Packy could just as easily have waited a few more years to start sharing his thoughts once he “knew more” or was considered an “expert.” Instead, he’s been publishing for almost 3 years and now he’s crushing it—growing by almost 1,000 subscribers per week.
So many people are hesitant to start creating content and putting themselves out there online. Why?
You, right where you are right now, probably know enough to be useful to some audience.
You probably have some ideas worth sharing.
Bias Toward Starting. Bias Toward Publishing. Bias Toward Action.
4) Authenticity, Relatability, Likability

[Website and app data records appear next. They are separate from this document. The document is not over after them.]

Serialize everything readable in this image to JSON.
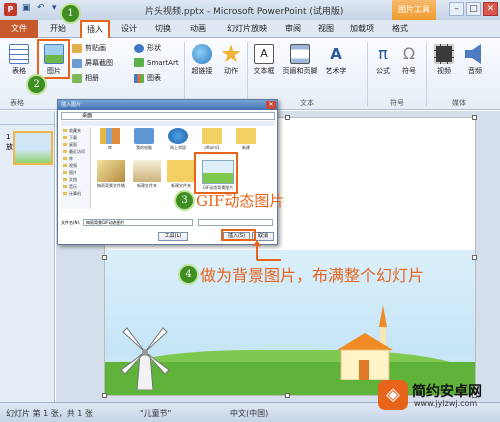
{
  "window": {
    "title": "片头视频.pptx - Microsoft PowerPoint (试用版)",
    "context_tools": "图片工具",
    "minimize": "–",
    "maximize": "□",
    "close": "✕"
  },
  "tabs": {
    "file": "文件",
    "home": "开始",
    "insert": "插入",
    "design": "设计",
    "transitions": "切换",
    "animations": "动画",
    "slideshow": "幻灯片放映",
    "review": "审阅",
    "view": "视图",
    "addins": "加载项",
    "format": "格式"
  },
  "ribbon": {
    "table": "表格",
    "picture": "图片",
    "clipart": "剪贴画",
    "screenshot": "屏幕截图",
    "album": "相册",
    "shapes": "形状",
    "smartart": "SmartArt",
    "chart": "图表",
    "hyperlink": "超链接",
    "action": "动作",
    "textbox": "文本框",
    "header_footer": "页眉和页脚",
    "wordart": "艺术字",
    "equation": "公式",
    "symbol": "符号",
    "video": "视频",
    "audio": "音频",
    "group_tables": "表格",
    "group_text": "文本",
    "group_symbols": "符号",
    "group_media": "媒体"
  },
  "slides_pane": {
    "slide_num": "1",
    "label": "放"
  },
  "dialog": {
    "title": "插入图片",
    "address": "桌面",
    "nav": [
      "收藏夹",
      "下载",
      "桌面",
      "最近访问",
      "库",
      "视频",
      "图片",
      "文档",
      "音乐",
      "计算机"
    ],
    "files": [
      "库",
      "我的电脑",
      "网上邻居",
      "oftaim1",
      "新建",
      "梅雨背景文件桶",
      "新建文件夹",
      "新建文件夹",
      "GIF动态背景图片"
    ],
    "filename_label": "文件名(N):",
    "filename_value": "梅雨背景GIF动态图片",
    "tools_label": "工具(L)",
    "insert_button": "插入(S)",
    "cancel_button": "取消"
  },
  "callouts": {
    "c1": "1",
    "c2": "2",
    "c3": "3",
    "c3_text": "GIF动态图片",
    "c4": "4",
    "c4_text": "做为背景图片，布满整个幻灯片"
  },
  "status": {
    "slide": "幻灯片 第 1 张，共 1 张",
    "theme": "\"儿童节\"",
    "language": "中文(中国)"
  },
  "watermark": {
    "name": "简约安卓网",
    "url": "www.jylzwj.com",
    "logo": "◈"
  },
  "colors": {
    "accent": "#e8641b",
    "callout_green": "#3f8e22",
    "file_tab": "#c65a2c"
  }
}
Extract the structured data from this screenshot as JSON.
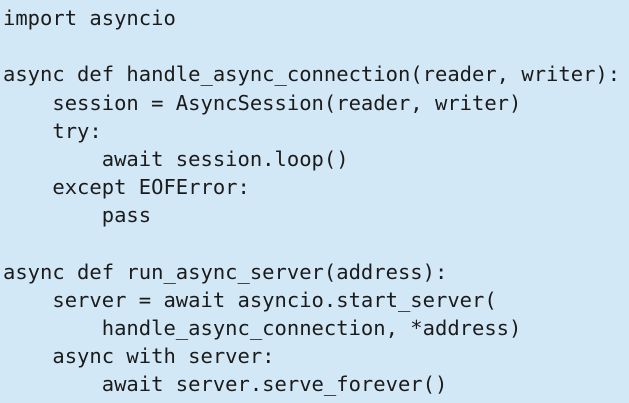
{
  "code": {
    "lines": [
      "import asyncio",
      "",
      "async def handle_async_connection(reader, writer):",
      "    session = AsyncSession(reader, writer)",
      "    try:",
      "        await session.loop()",
      "    except EOFError:",
      "        pass",
      "",
      "async def run_async_server(address):",
      "    server = await asyncio.start_server(",
      "        handle_async_connection, *address)",
      "    async with server:",
      "        await server.serve_forever()"
    ]
  }
}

As content creation becomes increasingly individualized and fragmented, we get more and more of our news and entertainment from people, and people’s lives are complicated.

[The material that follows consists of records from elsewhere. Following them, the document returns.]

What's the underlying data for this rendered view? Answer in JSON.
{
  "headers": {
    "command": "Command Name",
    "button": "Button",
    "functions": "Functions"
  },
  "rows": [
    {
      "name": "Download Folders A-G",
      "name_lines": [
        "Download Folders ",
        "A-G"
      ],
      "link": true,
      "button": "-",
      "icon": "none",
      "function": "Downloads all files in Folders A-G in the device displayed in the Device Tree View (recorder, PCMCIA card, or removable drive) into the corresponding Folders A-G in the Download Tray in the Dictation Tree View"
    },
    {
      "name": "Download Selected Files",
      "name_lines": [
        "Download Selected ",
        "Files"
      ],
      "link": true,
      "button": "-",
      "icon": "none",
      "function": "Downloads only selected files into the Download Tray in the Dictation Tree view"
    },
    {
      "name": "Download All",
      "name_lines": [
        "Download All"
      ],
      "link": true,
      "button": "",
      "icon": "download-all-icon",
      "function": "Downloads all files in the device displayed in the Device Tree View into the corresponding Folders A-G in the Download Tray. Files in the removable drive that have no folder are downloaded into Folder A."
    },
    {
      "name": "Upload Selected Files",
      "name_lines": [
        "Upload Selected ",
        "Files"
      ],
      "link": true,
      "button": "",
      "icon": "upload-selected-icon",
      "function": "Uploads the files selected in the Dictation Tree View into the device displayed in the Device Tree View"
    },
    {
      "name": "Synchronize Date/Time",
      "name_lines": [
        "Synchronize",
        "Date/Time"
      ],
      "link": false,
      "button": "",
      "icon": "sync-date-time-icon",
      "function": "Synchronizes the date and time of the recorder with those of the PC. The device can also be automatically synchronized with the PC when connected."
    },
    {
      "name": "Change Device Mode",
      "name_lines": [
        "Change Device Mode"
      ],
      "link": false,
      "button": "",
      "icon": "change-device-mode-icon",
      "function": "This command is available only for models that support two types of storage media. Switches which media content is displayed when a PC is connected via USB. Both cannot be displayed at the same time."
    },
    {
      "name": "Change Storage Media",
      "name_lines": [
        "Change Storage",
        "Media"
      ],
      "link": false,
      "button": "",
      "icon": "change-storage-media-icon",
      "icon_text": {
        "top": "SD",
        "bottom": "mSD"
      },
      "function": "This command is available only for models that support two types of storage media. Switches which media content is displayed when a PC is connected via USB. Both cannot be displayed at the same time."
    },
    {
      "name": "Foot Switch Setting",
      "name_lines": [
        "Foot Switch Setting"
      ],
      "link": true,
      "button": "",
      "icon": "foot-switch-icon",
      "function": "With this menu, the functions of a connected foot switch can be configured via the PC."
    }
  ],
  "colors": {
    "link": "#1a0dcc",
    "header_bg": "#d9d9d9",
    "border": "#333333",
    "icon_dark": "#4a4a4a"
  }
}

Packy has had a babbling newborn in the background of a few of his narrations. He shares personal connections to the businesses, entrepreneurs, and products he discusses whenever possible.

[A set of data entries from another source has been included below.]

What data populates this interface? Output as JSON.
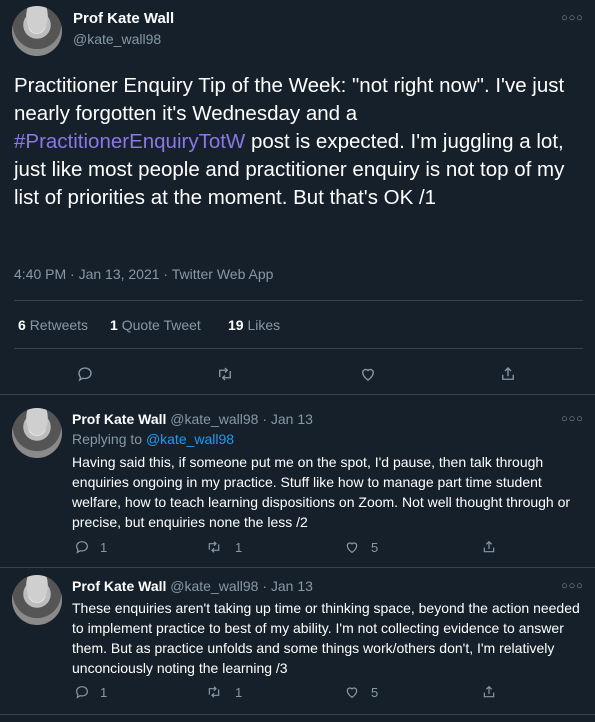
{
  "main_tweet": {
    "author_name": "Prof Kate Wall",
    "author_handle": "@kate_wall98",
    "text_before": "Practitioner Enquiry Tip of the Week: \"not right now\". I've just nearly forgotten it's Wednesday and a ",
    "hashtag": "#PractitionerEnquiryTotW",
    "text_after": " post is expected. I'm juggling a lot, just like most people and practitioner enquiry is not top of my list of priorities at the moment. But that's OK /1",
    "timestamp": "4:40 PM · Jan 13, 2021 · Twitter Web App",
    "stats": {
      "retweets_count": "6",
      "retweets_label": "Retweets",
      "quotes_count": "1",
      "quotes_label": "Quote Tweet",
      "likes_count": "19",
      "likes_label": "Likes"
    },
    "actions": [
      "reply-icon",
      "retweet-icon",
      "like-icon",
      "share-icon"
    ]
  },
  "replies": [
    {
      "author_name": "Prof Kate Wall",
      "meta": "@kate_wall98 · Jan 13",
      "replying_prefix": "Replying to ",
      "replying_handle": "@kate_wall98",
      "text": "Having said this, if someone put me on the spot, I'd pause, then talk through enquiries ongoing in my practice. Stuff like how to manage part time student welfare, how to teach learning dispositions on Zoom. Not well thought through or precise, but enquiries none the less /2",
      "reply_count": "1",
      "retweet_count": "1",
      "like_count": "5"
    },
    {
      "author_name": "Prof Kate Wall",
      "meta": "@kate_wall98 · Jan 13",
      "text": "These enquiries aren't taking up time or thinking space, beyond the action needed to implement practice to best of my ability. I'm not collecting evidence to answer them. But as practice unfolds and some things work/others don't, I'm relatively unconciously noting the learning /3",
      "reply_count": "1",
      "retweet_count": "1",
      "like_count": "5"
    }
  ],
  "colors": {
    "background": "#15202b",
    "text": "#ffffff",
    "muted": "#8899a6",
    "hashtag": "#8c76e8",
    "link": "#1d9bf0",
    "divider": "#38444d"
  }
}
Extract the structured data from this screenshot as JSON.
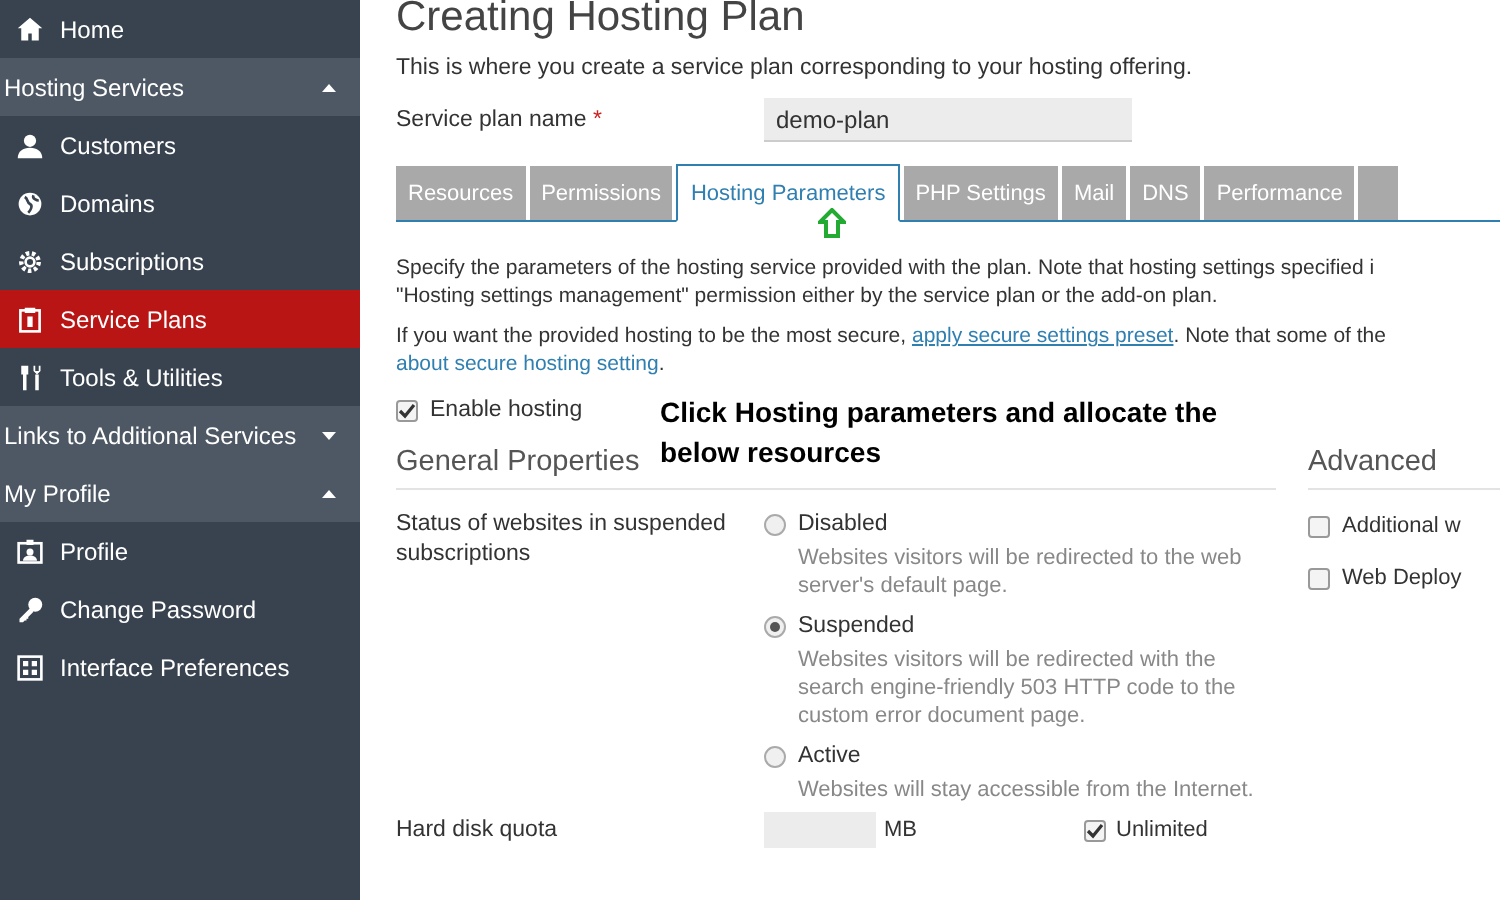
{
  "sidebar": [
    {
      "kind": "item",
      "label": "Home",
      "selected": false
    },
    {
      "kind": "section",
      "label": "Hosting Services",
      "expanded": true
    },
    {
      "kind": "item",
      "label": "Customers",
      "selected": false
    },
    {
      "kind": "item",
      "label": "Domains",
      "selected": false
    },
    {
      "kind": "item",
      "label": "Subscriptions",
      "selected": false
    },
    {
      "kind": "item",
      "label": "Service Plans",
      "selected": true
    },
    {
      "kind": "item",
      "label": "Tools & Utilities",
      "selected": false
    },
    {
      "kind": "section",
      "label": "Links to Additional Services",
      "expanded": false
    },
    {
      "kind": "section",
      "label": "My Profile",
      "expanded": true
    },
    {
      "kind": "item",
      "label": "Profile",
      "selected": false
    },
    {
      "kind": "item",
      "label": "Change Password",
      "selected": false
    },
    {
      "kind": "item",
      "label": "Interface Preferences",
      "selected": false
    }
  ],
  "title": "Creating Hosting Plan",
  "description": "This is where you create a service plan corresponding to your hosting offering.",
  "plan_name": {
    "label": "Service plan name",
    "required_mark": "*",
    "value": "demo-plan"
  },
  "tabs": [
    {
      "label": "Resources",
      "selected": false
    },
    {
      "label": "Permissions",
      "selected": false
    },
    {
      "label": "Hosting Parameters",
      "selected": true
    },
    {
      "label": "PHP Settings",
      "selected": false
    },
    {
      "label": "Mail",
      "selected": false
    },
    {
      "label": "DNS",
      "selected": false
    },
    {
      "label": "Performance",
      "selected": false
    }
  ],
  "intro": [
    "Specify the parameters of the hosting service provided with the plan. Note that hosting settings specified i",
    "\"Hosting settings management\" permission either by the service plan or the add-on plan."
  ],
  "secure_note": {
    "before": "If you want the provided hosting to be the most secure, ",
    "link": "apply secure settings preset",
    "after": ". Note that some of the",
    "link2": "about secure hosting setting",
    "end": "."
  },
  "enable_hosting": {
    "label": "Enable hosting",
    "checked": true
  },
  "annotation": "Click Hosting parameters and allocate the below resources",
  "general": {
    "heading": "General Properties",
    "status_label": "Status of websites in suspended subscriptions",
    "options": [
      {
        "label": "Disabled",
        "description": "Websites visitors will be redirected to the web server's default page.",
        "selected": false
      },
      {
        "label": "Suspended",
        "description": "Websites visitors will be redirected with the search engine-friendly 503 HTTP code to the custom error document page.",
        "selected": true
      },
      {
        "label": "Active",
        "description": "Websites will stay accessible from the Internet.",
        "selected": false
      }
    ],
    "quota": {
      "label": "Hard disk quota",
      "unit": "MB",
      "unlimited": {
        "label": "Unlimited",
        "checked": true
      }
    }
  },
  "advanced": {
    "heading": "Advanced",
    "options": [
      {
        "label": "Additional w",
        "checked": false
      },
      {
        "label": "Web Deploy",
        "checked": false
      }
    ]
  }
}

In this newer media consumption environment, we trust and develop affinity for the creators who show up as themselves.
Packy comes across as a regular guy who has valuable insights into startups and technology.
CNBC anchors come across as starchy, corporate, and questionably motivated.
The same is happening in regular news media as well.
Mike “Communism is for Incels” Solana’s news coverage is authentic and believable.
MSM channels like Fox and CNN come across as folks in studios that are instructed to support their company agenda’s and increase watch time with sensationalism.
I believe we will continue to see the rise of trusted individual creators and a decrease in faith in massive institutions. I think mid-sized companies small enough to retain a clear voice and personality like Bitcoin Magazine or Morning Brew will continue to thrive as well.
In 2021, there are just too many choices for stiff, questionably ethical, corporate media companies to continue to thrive. Everyone can hack together their own information diet from sources that are likable, authentic, and relatable.
Because of his authenticity, I’ve chosen to add Packy into my consumption calendar.
5) Meta-Lesson: Switch The Medium
I’ve heard good things about Packy for months, but since I rarely commit to super long articles, I never explored his work.
Once I found out his stuff was packaged in audio, I made it through hours of content because I have a lot of passive audio consumption time in my life (driving, exercising).
Sometimes the key to getting yourself to consume something is changing it to a format that better suits your life.
Almost every idea and subject matters is available in every media format.
Video, Audio, Short Form, Bite Sized, Long Form, Print, eBook etc.
Start sending articles from the internet to your kindle. Print out textbook chapters if you really want to read deeply. Find a video course if your textbook is too boring. Don’t assume there isn’t a better way!
One of our past podcast guests, Guy Swann, has made a name for himself in crypto just by being a fantastic voice actor. His podcast, Bitcoin Audible, is just him narrating the best articles in bitcoin, so you don’t have to read them for yourself. Same content, different medium.
If you are stuck, try changing the format.
As they say, “the medium is the message.” (McLuhan)
Thank You For Reading!
I’m planning on taking next week off. I’m taking a long drive/vacation/moving this Thursday - Sunday, and I don’t want to add the newsletter into the mix.
Until next time,
(1) Book Recommendation: Amusing Ourselves To Death By Neil Postman
I read this in 2017, but the McLuhan quote reminded me of it. This book (written in 1984) is unbelievably prophetic about the decline in substantive thought in America caused by our collective obsession with entertainment.
(2) Educational Resource: Crypto Zombies Solidity Smart Contract Tutorials
Solidity programming (Ethereum’s coding language) seems to be in very high demand. I’ve heard from multiple people that this is one of the best courses. I’ve also done about 15% of it and found the content to be really good.
(3) Get In Packy’s World
Photo Of The Week — I’m Running My Own Node!
This jumble of hardware will soon become part of the Bitcoin network after it synchronizes the history of the blockchain.
I’m using the Umbrel software to guide my project if you are curious for parts lists and any other relevant details!